Outside Yellowstone Park, the wolf population in Wyoming has grown by 33% but inside the park wolf numbers have fallen sharply. Officials say the pup mortality rate is high due to a disease that is killing them. Overall, Wyoming’s wolf numbers have declined but Idaho and Montana have seen a steady increase.

The U.S. Fish and Wildlife Service has indicated their intention to seek to have the wolf removed from the protected status. This will occur as soon as all three states have acceptable plans in place to manage the wolf packs. Idaho and Montana have fulfilled that requirement but Wyoming has yet to present a plan that USFWS will accept. Wyoming has been to court trying to force USFWS to accept their plan but to no avail.

Livestock losses in these areas dropped between 2004 and 2005 and at the same time, the number of wolves killed by government officials or legally by ranchers, has risen sharply. An official with the Idaho Farm Bureau Association says that ranchers are still seeing a lot of livestock mortality. He says the wolves are becoming accustomed to the non-lethal methods used to keep the animals away.

The plans in place by the three states would allow hunting of the wolf to some degree once it is de-listed.

Previous Posts

Some States Want the Wolf De-Listed, Others Don’t

Gray Wolves to be Hunted Again

Wolves Likely Killed Ontario Man

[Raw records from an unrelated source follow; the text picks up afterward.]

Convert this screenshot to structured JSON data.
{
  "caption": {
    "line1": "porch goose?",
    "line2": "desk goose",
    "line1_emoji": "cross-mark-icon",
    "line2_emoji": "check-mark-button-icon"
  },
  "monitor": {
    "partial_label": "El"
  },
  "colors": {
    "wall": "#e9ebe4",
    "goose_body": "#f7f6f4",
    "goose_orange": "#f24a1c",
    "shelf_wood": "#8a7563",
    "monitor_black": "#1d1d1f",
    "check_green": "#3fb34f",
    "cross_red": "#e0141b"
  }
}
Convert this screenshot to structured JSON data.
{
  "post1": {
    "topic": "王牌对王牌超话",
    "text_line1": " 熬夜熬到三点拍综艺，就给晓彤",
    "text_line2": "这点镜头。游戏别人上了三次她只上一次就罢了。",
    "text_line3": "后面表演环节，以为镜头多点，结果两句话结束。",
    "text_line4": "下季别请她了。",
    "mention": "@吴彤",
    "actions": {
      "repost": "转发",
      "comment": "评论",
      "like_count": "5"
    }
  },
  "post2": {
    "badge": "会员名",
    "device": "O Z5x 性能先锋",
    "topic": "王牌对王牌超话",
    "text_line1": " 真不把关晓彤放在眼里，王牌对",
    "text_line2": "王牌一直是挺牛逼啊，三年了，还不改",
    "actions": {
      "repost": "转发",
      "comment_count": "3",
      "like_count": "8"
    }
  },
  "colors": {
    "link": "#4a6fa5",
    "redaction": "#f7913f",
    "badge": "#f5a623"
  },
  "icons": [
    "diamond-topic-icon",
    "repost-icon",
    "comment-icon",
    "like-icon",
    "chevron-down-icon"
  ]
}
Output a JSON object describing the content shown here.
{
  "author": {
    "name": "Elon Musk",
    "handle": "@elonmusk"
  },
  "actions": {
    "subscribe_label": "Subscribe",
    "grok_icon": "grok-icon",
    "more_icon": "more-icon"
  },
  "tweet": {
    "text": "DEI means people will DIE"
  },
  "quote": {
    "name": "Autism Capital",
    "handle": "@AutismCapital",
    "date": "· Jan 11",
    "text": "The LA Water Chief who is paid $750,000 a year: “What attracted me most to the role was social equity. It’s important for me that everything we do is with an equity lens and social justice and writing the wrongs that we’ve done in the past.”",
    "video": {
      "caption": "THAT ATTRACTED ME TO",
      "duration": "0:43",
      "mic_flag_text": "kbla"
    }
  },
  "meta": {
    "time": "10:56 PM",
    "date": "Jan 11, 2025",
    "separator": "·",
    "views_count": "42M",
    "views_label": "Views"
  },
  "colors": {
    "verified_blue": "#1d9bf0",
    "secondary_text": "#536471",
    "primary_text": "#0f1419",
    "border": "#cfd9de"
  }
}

Don’t Blame the Big Bad Wolf, One Study Claims

Fish and Wildlife Service Officially Announce Plans to De-List Wolf 

Tom Remington